- Show pictures of other animals and have students verbally categorize them as wild or domestic. Ask the questions: in their natural home, would there be people taking care of them? Could people take care of them in a wild place?
- Have students collect pictures of animals both wild and domestic or have them draw their own. Then see if students can divide the pictures: Make two circles of yarn on the floor labeled “wild” and “domestic” and have students place their pictures in the appropriate circle and explain why, or make two class collages of these categories.
- Use the following questions in your discussion: What are some of the differences between the two groups? Similarities? What about domestic compared to tame animals? If you are out camping and find a den of baby raccoons, what should you do? What is “best” for the animals? The Montana Fish, Wildlife & Parks has information about wildlife viewing.
- Have students share their understanding of how wild places are important for the survival of wild animals. In a sharing circle or as a written activity, have students fill in the blanks: I would like to be a _______ (animal). I need _________ (adaptation) to help me to survive.

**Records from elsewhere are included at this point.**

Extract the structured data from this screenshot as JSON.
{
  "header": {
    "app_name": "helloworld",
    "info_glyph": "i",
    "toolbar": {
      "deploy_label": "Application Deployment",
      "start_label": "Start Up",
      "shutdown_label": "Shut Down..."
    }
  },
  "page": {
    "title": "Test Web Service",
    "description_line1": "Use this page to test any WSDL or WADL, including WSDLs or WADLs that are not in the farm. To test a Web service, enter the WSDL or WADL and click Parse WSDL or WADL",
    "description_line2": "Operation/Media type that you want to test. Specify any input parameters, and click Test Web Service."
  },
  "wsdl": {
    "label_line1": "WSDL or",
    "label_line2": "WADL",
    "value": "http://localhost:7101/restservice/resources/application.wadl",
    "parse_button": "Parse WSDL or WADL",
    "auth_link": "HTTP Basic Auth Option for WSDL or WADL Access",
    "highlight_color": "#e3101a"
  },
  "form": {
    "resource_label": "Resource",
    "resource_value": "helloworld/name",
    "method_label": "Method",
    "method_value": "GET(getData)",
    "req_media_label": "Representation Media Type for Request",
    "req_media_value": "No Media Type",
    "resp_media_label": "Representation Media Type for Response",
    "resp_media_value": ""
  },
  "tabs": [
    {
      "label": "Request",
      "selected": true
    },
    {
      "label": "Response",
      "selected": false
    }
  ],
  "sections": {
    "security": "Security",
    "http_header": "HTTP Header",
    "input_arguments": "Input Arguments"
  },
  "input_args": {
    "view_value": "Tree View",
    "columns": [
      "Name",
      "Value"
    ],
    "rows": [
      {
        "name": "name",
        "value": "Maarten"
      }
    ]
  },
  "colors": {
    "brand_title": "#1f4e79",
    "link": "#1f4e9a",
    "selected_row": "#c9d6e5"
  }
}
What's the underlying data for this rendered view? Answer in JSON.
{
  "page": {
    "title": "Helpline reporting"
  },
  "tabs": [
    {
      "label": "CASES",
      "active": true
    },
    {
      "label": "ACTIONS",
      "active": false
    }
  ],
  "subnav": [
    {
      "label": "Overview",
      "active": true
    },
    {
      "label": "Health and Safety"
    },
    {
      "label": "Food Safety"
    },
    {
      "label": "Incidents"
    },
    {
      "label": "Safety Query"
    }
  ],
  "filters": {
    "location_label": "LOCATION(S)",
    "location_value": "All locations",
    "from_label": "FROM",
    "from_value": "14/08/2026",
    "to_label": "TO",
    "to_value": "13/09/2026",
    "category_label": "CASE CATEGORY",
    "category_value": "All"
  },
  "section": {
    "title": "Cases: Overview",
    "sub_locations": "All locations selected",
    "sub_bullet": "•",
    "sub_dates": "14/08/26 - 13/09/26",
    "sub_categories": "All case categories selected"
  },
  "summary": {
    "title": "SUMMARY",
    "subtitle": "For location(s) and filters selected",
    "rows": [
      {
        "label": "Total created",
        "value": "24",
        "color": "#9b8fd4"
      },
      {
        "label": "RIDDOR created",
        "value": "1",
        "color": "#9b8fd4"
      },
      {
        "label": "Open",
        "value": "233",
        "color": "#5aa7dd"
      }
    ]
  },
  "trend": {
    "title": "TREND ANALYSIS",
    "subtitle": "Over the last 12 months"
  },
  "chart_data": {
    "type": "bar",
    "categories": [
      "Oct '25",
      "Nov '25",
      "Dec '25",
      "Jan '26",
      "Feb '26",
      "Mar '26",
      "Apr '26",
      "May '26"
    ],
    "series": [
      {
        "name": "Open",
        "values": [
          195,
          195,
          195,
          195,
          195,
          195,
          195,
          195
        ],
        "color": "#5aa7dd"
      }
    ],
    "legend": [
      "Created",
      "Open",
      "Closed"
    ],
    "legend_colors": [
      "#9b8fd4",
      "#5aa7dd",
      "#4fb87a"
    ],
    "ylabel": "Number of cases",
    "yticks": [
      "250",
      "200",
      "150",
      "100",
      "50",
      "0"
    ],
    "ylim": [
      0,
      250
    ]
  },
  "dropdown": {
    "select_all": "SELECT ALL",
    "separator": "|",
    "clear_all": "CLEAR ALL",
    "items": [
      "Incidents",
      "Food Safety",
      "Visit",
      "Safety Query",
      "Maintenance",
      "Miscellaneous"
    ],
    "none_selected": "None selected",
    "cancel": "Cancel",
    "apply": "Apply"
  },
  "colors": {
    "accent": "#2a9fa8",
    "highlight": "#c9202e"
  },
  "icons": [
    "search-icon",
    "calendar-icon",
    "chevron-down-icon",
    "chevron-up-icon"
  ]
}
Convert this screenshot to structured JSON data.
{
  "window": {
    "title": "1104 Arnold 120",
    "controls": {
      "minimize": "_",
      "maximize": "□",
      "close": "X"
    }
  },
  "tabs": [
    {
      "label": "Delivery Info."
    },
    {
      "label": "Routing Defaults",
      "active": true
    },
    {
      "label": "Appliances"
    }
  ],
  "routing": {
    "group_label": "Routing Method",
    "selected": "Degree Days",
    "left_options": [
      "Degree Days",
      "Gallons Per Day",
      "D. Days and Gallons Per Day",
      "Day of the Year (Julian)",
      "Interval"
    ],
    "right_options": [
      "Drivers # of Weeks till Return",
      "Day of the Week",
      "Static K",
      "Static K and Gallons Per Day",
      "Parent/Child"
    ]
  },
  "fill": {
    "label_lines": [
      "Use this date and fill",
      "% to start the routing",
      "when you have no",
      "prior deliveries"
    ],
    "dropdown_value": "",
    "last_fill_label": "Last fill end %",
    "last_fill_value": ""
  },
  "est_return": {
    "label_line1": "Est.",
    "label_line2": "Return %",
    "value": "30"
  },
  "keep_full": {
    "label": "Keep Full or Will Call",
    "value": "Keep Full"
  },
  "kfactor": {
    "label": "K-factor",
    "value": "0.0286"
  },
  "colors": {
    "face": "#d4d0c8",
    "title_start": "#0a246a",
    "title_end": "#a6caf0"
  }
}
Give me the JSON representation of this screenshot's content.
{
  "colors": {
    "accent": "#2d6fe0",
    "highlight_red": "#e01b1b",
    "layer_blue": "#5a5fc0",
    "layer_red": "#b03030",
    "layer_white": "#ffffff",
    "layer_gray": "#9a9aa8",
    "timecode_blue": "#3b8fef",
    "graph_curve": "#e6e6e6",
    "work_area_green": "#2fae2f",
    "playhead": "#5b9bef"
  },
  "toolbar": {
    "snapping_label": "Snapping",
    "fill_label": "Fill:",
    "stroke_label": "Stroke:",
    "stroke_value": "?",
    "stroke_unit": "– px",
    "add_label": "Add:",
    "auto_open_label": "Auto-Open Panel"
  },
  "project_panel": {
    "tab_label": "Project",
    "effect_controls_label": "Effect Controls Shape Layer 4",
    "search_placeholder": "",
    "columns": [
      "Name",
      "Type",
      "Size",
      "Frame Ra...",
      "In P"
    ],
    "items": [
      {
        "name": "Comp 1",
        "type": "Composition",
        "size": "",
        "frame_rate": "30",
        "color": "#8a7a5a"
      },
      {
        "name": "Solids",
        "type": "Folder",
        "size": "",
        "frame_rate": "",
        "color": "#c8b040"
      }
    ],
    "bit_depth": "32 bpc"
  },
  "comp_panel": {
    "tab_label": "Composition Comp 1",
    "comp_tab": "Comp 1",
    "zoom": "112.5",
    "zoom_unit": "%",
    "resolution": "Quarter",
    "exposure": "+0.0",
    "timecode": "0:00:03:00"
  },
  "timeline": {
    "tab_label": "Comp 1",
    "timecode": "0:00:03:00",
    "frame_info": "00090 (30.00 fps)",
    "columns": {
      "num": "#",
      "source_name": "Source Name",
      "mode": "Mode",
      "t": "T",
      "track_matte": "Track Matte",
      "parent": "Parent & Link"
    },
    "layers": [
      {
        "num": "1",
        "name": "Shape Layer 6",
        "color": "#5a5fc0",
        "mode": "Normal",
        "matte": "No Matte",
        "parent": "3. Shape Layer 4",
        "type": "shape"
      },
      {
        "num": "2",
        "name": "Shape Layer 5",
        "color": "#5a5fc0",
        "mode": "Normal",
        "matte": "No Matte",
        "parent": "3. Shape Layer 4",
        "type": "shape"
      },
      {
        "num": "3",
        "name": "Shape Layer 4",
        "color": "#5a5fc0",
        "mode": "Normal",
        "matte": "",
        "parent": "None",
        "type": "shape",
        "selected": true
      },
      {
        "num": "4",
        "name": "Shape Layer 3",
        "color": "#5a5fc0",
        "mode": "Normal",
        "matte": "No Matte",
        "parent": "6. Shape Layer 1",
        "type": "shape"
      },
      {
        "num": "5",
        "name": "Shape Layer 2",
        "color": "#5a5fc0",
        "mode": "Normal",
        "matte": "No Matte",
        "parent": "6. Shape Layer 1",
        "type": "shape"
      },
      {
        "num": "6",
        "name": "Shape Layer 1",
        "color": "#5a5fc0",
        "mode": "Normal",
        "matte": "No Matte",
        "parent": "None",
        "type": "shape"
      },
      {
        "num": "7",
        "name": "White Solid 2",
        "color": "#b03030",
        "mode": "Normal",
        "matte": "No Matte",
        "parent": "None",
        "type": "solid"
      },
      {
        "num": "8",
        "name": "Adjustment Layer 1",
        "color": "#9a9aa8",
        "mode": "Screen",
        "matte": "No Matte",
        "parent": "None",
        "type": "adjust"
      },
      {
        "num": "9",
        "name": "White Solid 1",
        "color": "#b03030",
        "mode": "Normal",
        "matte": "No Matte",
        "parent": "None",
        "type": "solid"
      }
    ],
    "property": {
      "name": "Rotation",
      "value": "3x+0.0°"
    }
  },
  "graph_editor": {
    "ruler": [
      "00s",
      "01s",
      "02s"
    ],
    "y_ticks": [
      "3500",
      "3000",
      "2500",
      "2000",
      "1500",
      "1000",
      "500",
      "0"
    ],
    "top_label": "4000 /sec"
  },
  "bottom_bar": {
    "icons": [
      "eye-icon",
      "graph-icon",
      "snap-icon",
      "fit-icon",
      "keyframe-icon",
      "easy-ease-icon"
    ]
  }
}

Have students learn about what kinds of wild animals live in Glacier National Park and the surrounding areas of northwest Montana. Students can create wildlife clue cards for Glacier animals by using the Glacier Wildlife Coloring Book or finding their own pictures of wildlife. Paste the drawing to one side of an index card and on the other side, use information from the resource section to make clues about the animal. See if students can “stump” the class with their animal clues. Example: “I look like a pet you might have at home, but I am not a pet. I am a very good hunter and can smell small animals through the snow (coyote).” or “I am small but I can make a loud noise. I look kind of like a small rabbit and I live in the high mountains where I stay active in winter. I eat the grasses that I have stacked up all summer (pika).”
Domestic, habitat, national parks, pet, tame, wild, wilderness.
Use the wild and domestic page following this activity to have students circle which animals are wild and which are domestic. Then draw a Glacier animal or domestic animal they are familiar with.